Technology beams students, teachers into one virtual classroom

Article from The Piscataquis Observer, Vol. 166, No. 37, September 15, 2004

By Jessica Lee
Staff Writer

MILO The classroom at Penquis Valley High School looks like something out of a sci-fi film.

The teacher expertly manipulates a touch-screen at a computer on her desktop, resembling a pilot maneuvering a ship through outer space.

Students in classrooms dozens of miles away interact instantaneously thanks to a high-speed cable connection and a projection screen, asking questions of their teacher, sharing ideas and comments on the day's assignments.

The ATM classroom short for asynchronous transfer mode, a broad band, fiber-optic networking system that transmits voice, video, and data is wired with microphones and video cameras, which broadcast live feeds from the class in the Milo school to like classrooms at Piscataquis Community High School in Guilford and Dexter Regional High School in Dexter.

Through this technology, approximately 20 high school students in those three schools are, ironically, able to take a course in science fiction and fantasy an arts elective. Other ATM classes being offered this year at these participating schools are AP Calculus, Advanced Biology, Spanish 4, History of Journalism and Maine History.

"These are high-interest, work-intensive courses that schools couldn't offer on their own" due to budget constraints, said Penquis Valley Principal John Robinson.

During the science fiction and fantasy class last week, students in all three schools discussed the book "Hitchhiker's Guide to the Galaxy," written by Douglas Adams, with teacher Amber McMillan, also the 10th grade American literature teacher and the eighth gradg language arts teacher.

"I'm not a Trekkie; I don't speak Kling-on," she joked with her students last Thursday morning, during a discussion about the book and science fiction in general. The teacher does, however, know how to beam her students up quite literally.

With a touch of her hand on a computer screen, McMillan can change a camera shot in any of the three classrooms to project an image of a single student or a group. With ease, she broadcasts a radio recording of the space opera, which can be heard in stereo in all the classes, as well.

The students at Penquis Valley are excited to be taking a course in a favorite topic. Many of them admit to reading fantasy and science fiction books voraciously anyways, so homework (at least in this class) doesn't seem much like homework.

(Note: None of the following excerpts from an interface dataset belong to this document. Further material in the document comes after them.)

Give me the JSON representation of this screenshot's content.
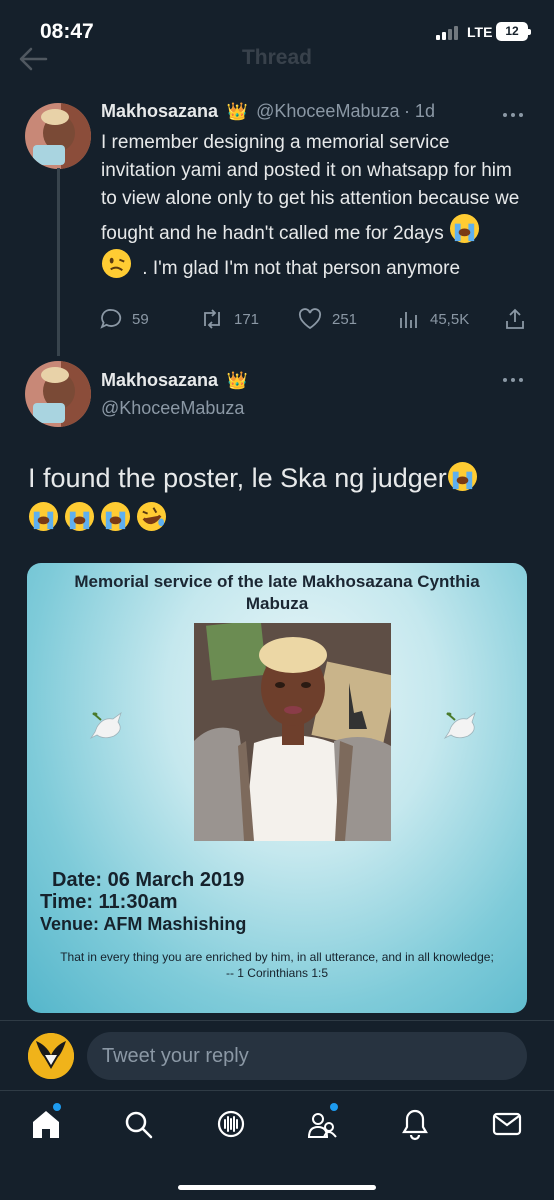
{
  "status_bar": {
    "time": "08:47",
    "network": "LTE",
    "battery": "12"
  },
  "header": {
    "title": "Thread"
  },
  "post1": {
    "name": "Makhosazana",
    "handle": "@KhoceeMabuza",
    "time": "· 1d",
    "text": "I remember designing a memorial service invitation yami and posted it on whatsapp for him to view alone only to get his attention because we fought and he hadn't called me for 2days",
    "text_tail": ". I'm glad I'm not that person anymore",
    "replies": "59",
    "retweets": "171",
    "likes": "251",
    "views": "45,5K"
  },
  "post2": {
    "name": "Makhosazana",
    "handle": "@KhoceeMabuza",
    "text": "I found the poster, le Ska ng judger"
  },
  "poster": {
    "title": "Memorial service of the late Makhosazana Cynthia Mabuza",
    "date": "Date: 06 March 2019",
    "time": "Time: 11:30am",
    "venue": "Venue: AFM Mashishing",
    "verse": "That in every thing you are enriched by him, in all utterance, and in all knowledge;",
    "verse_ref": "-- 1 Corinthians 1:5"
  },
  "reply": {
    "placeholder": "Tweet your reply"
  },
  "colors": {
    "background": "#15202b",
    "accent": "#1d9bf0",
    "muted": "#8b98a5"
  },
  "tabs": [
    "home-icon",
    "search-icon",
    "spaces-icon",
    "communities-icon",
    "notifications-icon",
    "messages-icon"
  ]
}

They also will be writing novellas or short stories in the genre this year, and all of them share their ideas (vampires, dragons and time travel are popular) with the teacher eagerly.

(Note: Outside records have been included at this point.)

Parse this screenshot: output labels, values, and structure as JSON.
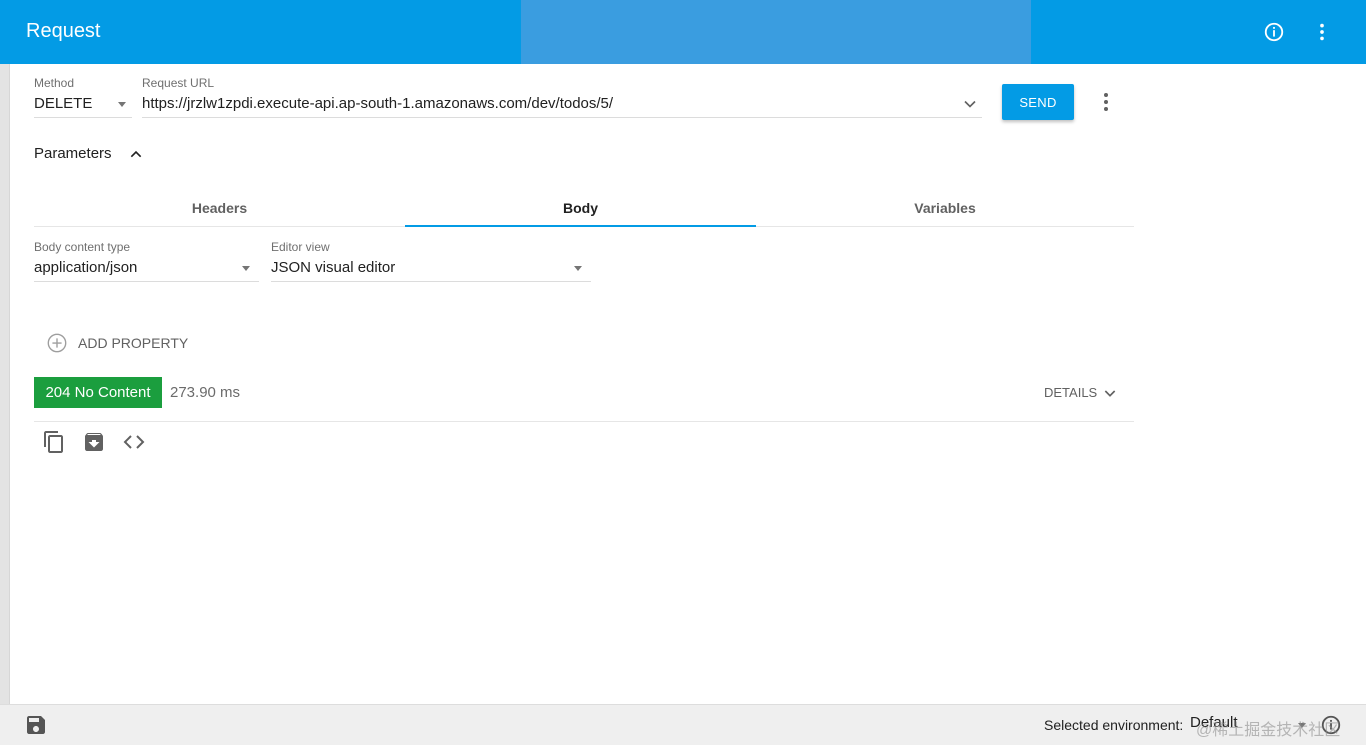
{
  "app": {
    "title": "Request"
  },
  "request": {
    "method_label": "Method",
    "method_value": "DELETE",
    "url_label": "Request URL",
    "url_value": "https://jrzlw1zpdi.execute-api.ap-south-1.amazonaws.com/dev/todos/5/",
    "send_label": "SEND"
  },
  "parameters": {
    "label": "Parameters"
  },
  "tabs": [
    {
      "label": "Headers"
    },
    {
      "label": "Body"
    },
    {
      "label": "Variables"
    }
  ],
  "body": {
    "content_type_label": "Body content type",
    "content_type_value": "application/json",
    "editor_view_label": "Editor view",
    "editor_view_value": "JSON visual editor",
    "add_property_label": "ADD PROPERTY"
  },
  "response": {
    "status": "204 No Content",
    "time": "273.90 ms",
    "details_label": "DETAILS",
    "status_color": "#1b9e3e"
  },
  "footer": {
    "env_label": "Selected environment:",
    "env_value": "Default",
    "watermark": "@稀土掘金技术社区"
  },
  "colors": {
    "accent": "#039be5"
  }
}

According to student James McGuinness of Brownville, who also is taking the Maine history course taught in the ATM classroom, there is "sometimes a delay" in the interactive set-up, but "it's not too bad."

Christina Day of Brownville said, "It's not much different than a regular class except you interact over a screen."

Devin Gillespie of Brownville was thankful for the opportunity to take the science fiction and fantasy course and recognized the ATM technology made it possible.

This is the second year that the ATM classes in all three districts have been up and running in earnest since their installation. Principal Robinson said this year the principals in the schools met to coordinate school schedules.

"We're just beginning to realize what this [technology] can do for us," said Robinson.

While students from Nokomis Regional High School in Newport also are taking some of the same ATM courses, that school was unable to offer any classes of its own through the ATM this year due to budget problems, Robinson said. Originally, Newport would've contributed two classes to the schedule, making a full-day of course offerings in the schools.

"We're taking a good stab at it to get it going and we'll continue to try to make a go of it," Robinson said. "It's growing every year."

SAD 41 Superintendent David Walker agreed that the ATM technology bought and paid for by the state has been beneficial to the students at PVHS. He said it is far beyond the ITV (interactive television) technology of the 1990s, where students could see their teacher but not talk to him or her without dialing a telephone.

"It's a neat technology; it's like sitting on opposite sides of a window and communicating," he said. "This is live, real-time, and there's really no hesitation in the communication between the sites.

"I think this technology has the potential to solve a lot of the problems inherent in smaller rural high schools. It's an alternative to putting students on a bus and shipping them off to a regional location."


NOTE - This article reflects the views of the author and not necessarily those of the TRC Alliance Team.